Chai Tea, Raw Sugar
By James R. Whitley

Even during the good times--fruit devoured
willingly from the other’s palm, long showers
and longer baths together--there was always

that entitled fussiness about you, that
I’m-going-to-be-difficult-just-because attitude
that I first secretly envied, admired, then

could barely tolerate. How you would wear
nothing pastel during the summer months--
Too pedestrian, you said. And then your

agnostic refusal to acknowledge anyone
uttering “God” while speaking with you,
how you would eat only oat bran cereals

for breakfast--I foolishly thought this had
something to do with loyalty. Even at your
most casual, you insisted on complicating

matters.

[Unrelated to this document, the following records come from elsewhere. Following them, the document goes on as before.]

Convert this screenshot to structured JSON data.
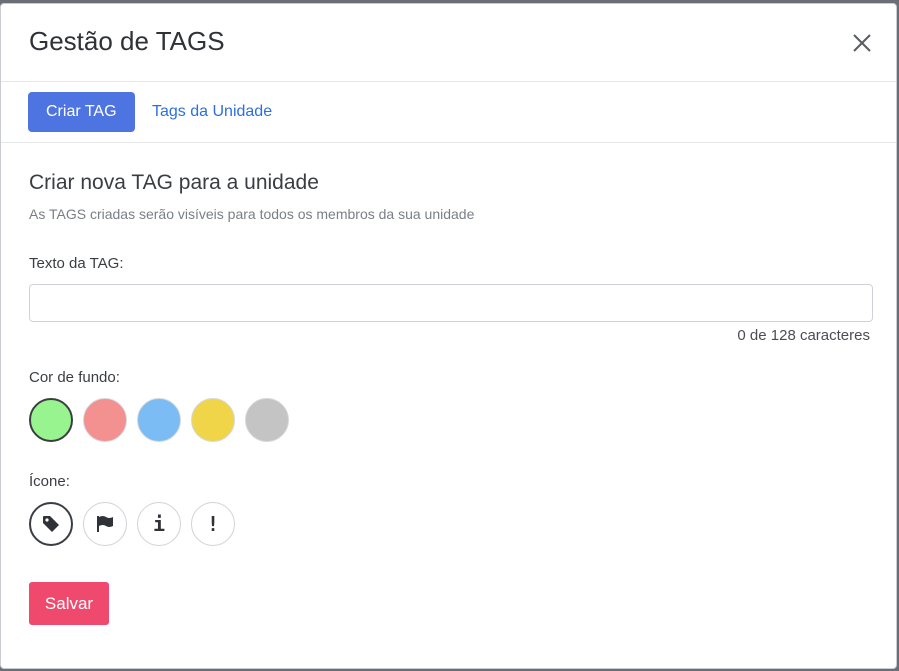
{
  "modal": {
    "title": "Gestão de TAGS"
  },
  "tabs": [
    {
      "label": "Criar TAG",
      "active": true
    },
    {
      "label": "Tags da Unidade",
      "active": false
    }
  ],
  "form": {
    "section_title": "Criar nova TAG para a unidade",
    "section_subtitle": "As TAGS criadas serão visíveis para todos os membros da sua unidade",
    "text_label": "Texto da TAG:",
    "text_value": "",
    "counter": "0 de 128 caracteres",
    "color_label": "Cor de fundo:",
    "colors": [
      {
        "name": "green",
        "hex": "#98f48f",
        "selected": true
      },
      {
        "name": "red",
        "hex": "#f39090",
        "selected": false
      },
      {
        "name": "blue",
        "hex": "#7bbcf5",
        "selected": false
      },
      {
        "name": "yellow",
        "hex": "#f1d548",
        "selected": false
      },
      {
        "name": "gray",
        "hex": "#c4c4c4",
        "selected": false
      }
    ],
    "icon_label": "Ícone:",
    "icons": [
      {
        "name": "tag-icon",
        "selected": true
      },
      {
        "name": "flag-icon",
        "selected": false
      },
      {
        "name": "info-icon",
        "glyph": "i",
        "selected": false
      },
      {
        "name": "exclamation-icon",
        "glyph": "!",
        "selected": false
      }
    ],
    "save_label": "Salvar"
  }
}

Like during tea time, how the water
was to be hot but not boiling, how the particular
tea was to be loose, never bagged, how you

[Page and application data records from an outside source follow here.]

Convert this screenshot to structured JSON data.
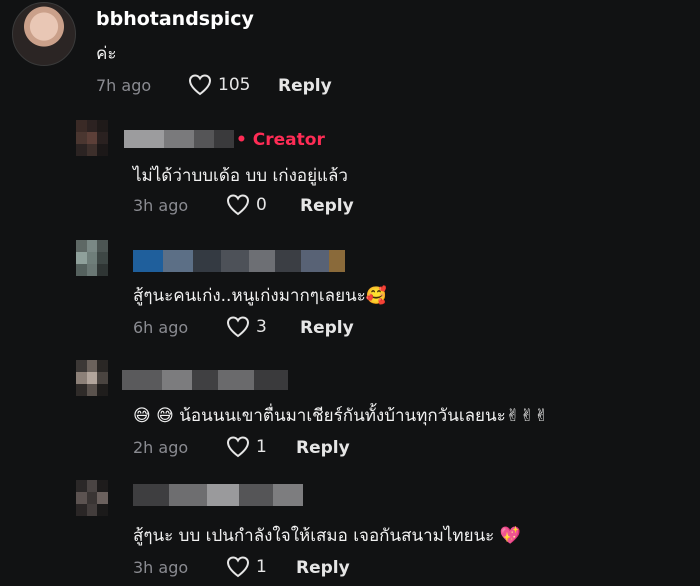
{
  "comments": [
    {
      "username": "bbhotandspicy",
      "text": "ค่ะ",
      "time": "7h ago",
      "likes": "105",
      "reply_label": "Reply"
    },
    {
      "badge": "Creator",
      "text": "ไม่ได้ว่าบบเด้อ บบ เก่งอยู่แล้ว",
      "time": "3h ago",
      "likes": "0",
      "reply_label": "Reply"
    },
    {
      "text": "สู้ๆนะคนเก่ง..หนูเก่งมากๆเลยนะ🥰",
      "time": "6h ago",
      "likes": "3",
      "reply_label": "Reply"
    },
    {
      "text": "😅 😅 น้อนนนเขาตื่นมาเชียร์กันทั้งบ้านทุกวันเลยนะ✌✌✌",
      "time": "2h ago",
      "likes": "1",
      "reply_label": "Reply"
    },
    {
      "text": "สู้ๆนะ บบ เปนกำลังใจให้เสมอ เจอกันสนามไทยนะ 💖",
      "time": "3h ago",
      "likes": "1",
      "reply_label": "Reply"
    }
  ]
}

would only accept unprocessed turbinado
sugar for sweetening as you carelessly flicked
away the stubborn cruller crumbs (never donut)

from your prissy thumb and forefinger with
a linen napkin (never paper). And, because,
you said, darkness is the true home of the soul,

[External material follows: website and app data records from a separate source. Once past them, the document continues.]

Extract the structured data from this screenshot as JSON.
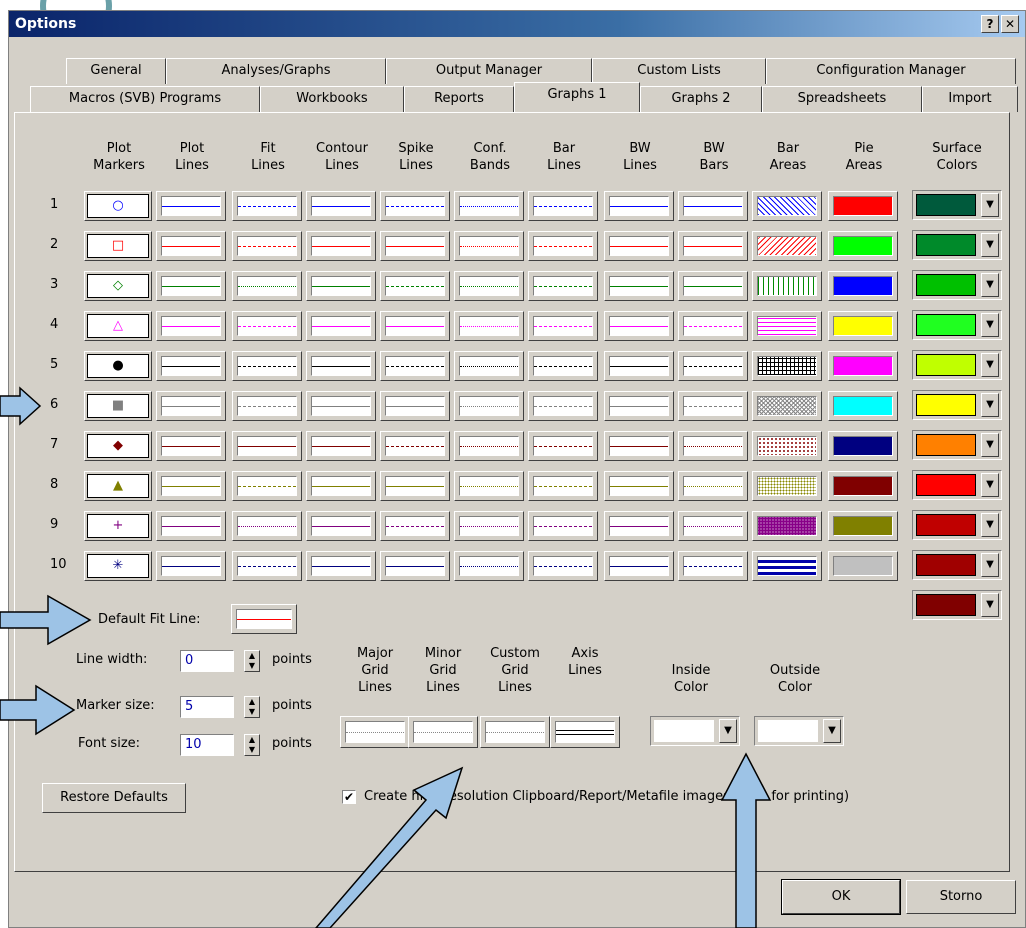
{
  "window": {
    "title": "Options",
    "help": "?",
    "close": "✕"
  },
  "tabs_row1": [
    "General",
    "Analyses/Graphs",
    "Output Manager",
    "Custom Lists",
    "Configuration Manager"
  ],
  "tabs_row2": [
    "Macros (SVB) Programs",
    "Workbooks",
    "Reports",
    "Graphs 1",
    "Graphs 2",
    "Spreadsheets",
    "Import"
  ],
  "columns": [
    "Plot\nMarkers",
    "Plot\nLines",
    "Fit\nLines",
    "Contour\nLines",
    "Spike\nLines",
    "Conf.\nBands",
    "Bar\nLines",
    "BW\nLines",
    "BW\nBars",
    "Bar\nAreas",
    "Pie\nAreas",
    "Surface\nColors"
  ],
  "row_labels": [
    "1",
    "2",
    "3",
    "4",
    "5",
    "6",
    "7",
    "8",
    "9",
    "10"
  ],
  "markers": [
    {
      "glyph": "○",
      "color": "#0000ff"
    },
    {
      "glyph": "□",
      "color": "#ff0000"
    },
    {
      "glyph": "◇",
      "color": "#008000"
    },
    {
      "glyph": "△",
      "color": "#ff00ff"
    },
    {
      "glyph": "●",
      "color": "#000000"
    },
    {
      "glyph": "■",
      "color": "#808080"
    },
    {
      "glyph": "◆",
      "color": "#800000"
    },
    {
      "glyph": "▲",
      "color": "#808000"
    },
    {
      "glyph": "+",
      "color": "#800080"
    },
    {
      "glyph": "✳",
      "color": "#000080"
    }
  ],
  "row_colors": [
    "#0000ff",
    "#ff0000",
    "#008000",
    "#ff00ff",
    "#000000",
    "#808080",
    "#800000",
    "#808000",
    "#800080",
    "#000080"
  ],
  "pie_colors": [
    "#ff0000",
    "#00ff00",
    "#0000ff",
    "#ffff00",
    "#ff00ff",
    "#00ffff",
    "#000080",
    "#800000",
    "#808000",
    "#c0c0c0"
  ],
  "surface_colors": [
    "#005a3c",
    "#008a2a",
    "#00c000",
    "#20ff20",
    "#c0ff00",
    "#ffff00",
    "#ff8000",
    "#ff0000",
    "#c00000",
    "#a00000",
    "#800000"
  ],
  "default_fit_line": {
    "label": "Default Fit Line:",
    "color": "#ff0000"
  },
  "settings": [
    {
      "label": "Line width:",
      "value": "0",
      "unit": "points"
    },
    {
      "label": "Marker size:",
      "value": "5",
      "unit": "points"
    },
    {
      "label": "Font size:",
      "value": "10",
      "unit": "points"
    }
  ],
  "grid_columns": [
    "Major\nGrid\nLines",
    "Minor\nGrid\nLines",
    "Custom\nGrid\nLines",
    "Axis\nLines",
    "Inside\nColor",
    "Outside\nColor"
  ],
  "restore_button": "Restore Defaults",
  "checkbox_label": "Create high resolution Clipboard/Report/Metafile images (best for printing)",
  "checkbox_checked": "✔",
  "ok_button": "OK",
  "cancel_button": "Storno",
  "accent_color": "#9dc3e6"
}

how any mug or spoon allowed to touch
your lips had to be deep blue, gray or black--
your favorite colors reflecting, perfectly,

in saturation and hue, those left in your wake.